The next generation Mac OS and iOS will be one and the same

Apple launched the Mac App Store in January. In a nutshell, think of it as a desktop version of the iOS App Store, allowing users to download apps from it while still allowing them to do things the “old-fashioned” way – installing software (you know, what we used to call apps) themselves.

This is a huge boon to the user – easier installation, one-stop shopping for software. But then there’s the 70/30 revenue split again, and the $99-per-year fee to be a developer. Why would the large software developers – Adobe and Microsoft come to mind – agree to give Apple, a direct competitor, a share of their profits when users can just buy the software directly from them and install it themselves?

Because the iFanatics will make them.

The Mac App Store could be the opening salvo in a bid to create a locked-down hardware-software architecture, a proprietary “walled garden” outside of mobile devices and tablets.

It could very well be that in the future, the only way to get software for your Mac desktop or laptop will be through the Mac App Store, and that you’ll have to use the same convoluted workarounds to get files into and out of your computer. And along the way, iFanatics will be dragged along as pawns in the process, since most are already plugged in to the iOS ecosystem and have a lot of money tied up in apps for their iPads and iPhones. They will buy their Adobe Photoshop, Microsoft Word, and every other piece of critical software through the Mac App Store simply because there will be no other way.

It could be a revolution in the simplification of the desktop computer. My mom would love it. I might even love it, too, since it means I won’t have to drive over and figure out how she moved files out of a system folder.

But will the creative community love it?

Creating passive consumers of content

As much as Apple‘s desktops and laptops are excellent tools in the hands of creatives, the opposite is true for its iOS devices.
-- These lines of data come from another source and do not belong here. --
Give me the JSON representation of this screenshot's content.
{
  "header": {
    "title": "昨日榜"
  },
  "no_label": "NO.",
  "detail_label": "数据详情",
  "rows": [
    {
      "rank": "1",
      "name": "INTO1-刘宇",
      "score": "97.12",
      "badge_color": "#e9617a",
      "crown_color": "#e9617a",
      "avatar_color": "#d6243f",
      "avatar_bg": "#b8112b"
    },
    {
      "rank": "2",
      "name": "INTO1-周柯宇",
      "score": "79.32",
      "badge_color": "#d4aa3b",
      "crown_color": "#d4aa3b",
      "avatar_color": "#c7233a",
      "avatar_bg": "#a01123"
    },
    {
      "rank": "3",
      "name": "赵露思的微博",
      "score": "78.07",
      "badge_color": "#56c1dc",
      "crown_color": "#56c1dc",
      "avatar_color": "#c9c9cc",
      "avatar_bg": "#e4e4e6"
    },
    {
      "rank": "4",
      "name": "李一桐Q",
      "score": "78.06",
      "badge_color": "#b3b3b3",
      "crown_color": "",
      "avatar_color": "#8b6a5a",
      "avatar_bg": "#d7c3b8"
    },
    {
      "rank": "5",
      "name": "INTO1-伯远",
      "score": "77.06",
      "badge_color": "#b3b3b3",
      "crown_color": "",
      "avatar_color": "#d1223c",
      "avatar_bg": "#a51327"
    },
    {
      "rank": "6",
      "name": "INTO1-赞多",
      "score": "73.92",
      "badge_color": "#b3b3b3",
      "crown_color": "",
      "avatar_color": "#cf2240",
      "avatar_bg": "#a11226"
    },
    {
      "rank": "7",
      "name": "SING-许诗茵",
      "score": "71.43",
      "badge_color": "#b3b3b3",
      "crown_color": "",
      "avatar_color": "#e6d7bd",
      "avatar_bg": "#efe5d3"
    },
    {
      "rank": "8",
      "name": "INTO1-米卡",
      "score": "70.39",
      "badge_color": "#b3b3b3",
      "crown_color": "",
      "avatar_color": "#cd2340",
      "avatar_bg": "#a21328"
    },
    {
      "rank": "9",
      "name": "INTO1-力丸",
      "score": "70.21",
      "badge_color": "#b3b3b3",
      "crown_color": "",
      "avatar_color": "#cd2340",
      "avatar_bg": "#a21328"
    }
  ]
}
By the very nature of their closed file system structure and the ability to freely move around files and formats, you gain stability at the price of creativity. (I tried some out-there experiments in content creation on the iPad 2, and let’s just say that for anything more than the basics, it just won’t work – more in a later post).

Sure, you can type up a blog post on an iPad, but would you be able to edit your photos on Adobe Photoshop with any amount of ease? And even then, would you be able to get it in or out of your iPad without the hassle of syncing in iTunes? In short, to produce work on the iPad is much harder than to consume.

I could be panicking here, in the same way Chicken Little did when he thought the sky was falling. Apple has a track record of being right on a lot of things – the elimination of the floppy disk, the adoption of USB, its declining reliance on iffy mediums such as optical discs.

But it’s also been wrong before – especially on tablets. Witness the Apple Newton Messagepad or its original USB Mouse.

For now, while I love my iPad 2, I’m still keeping a wary eye on it.

Talk back to me!

Do you care if the App Store (or something like it) becomes the de facto way to get software? Would you like to see iOS on a desktop? Let me know in the comments section below. I’m curious to hear your thoughts.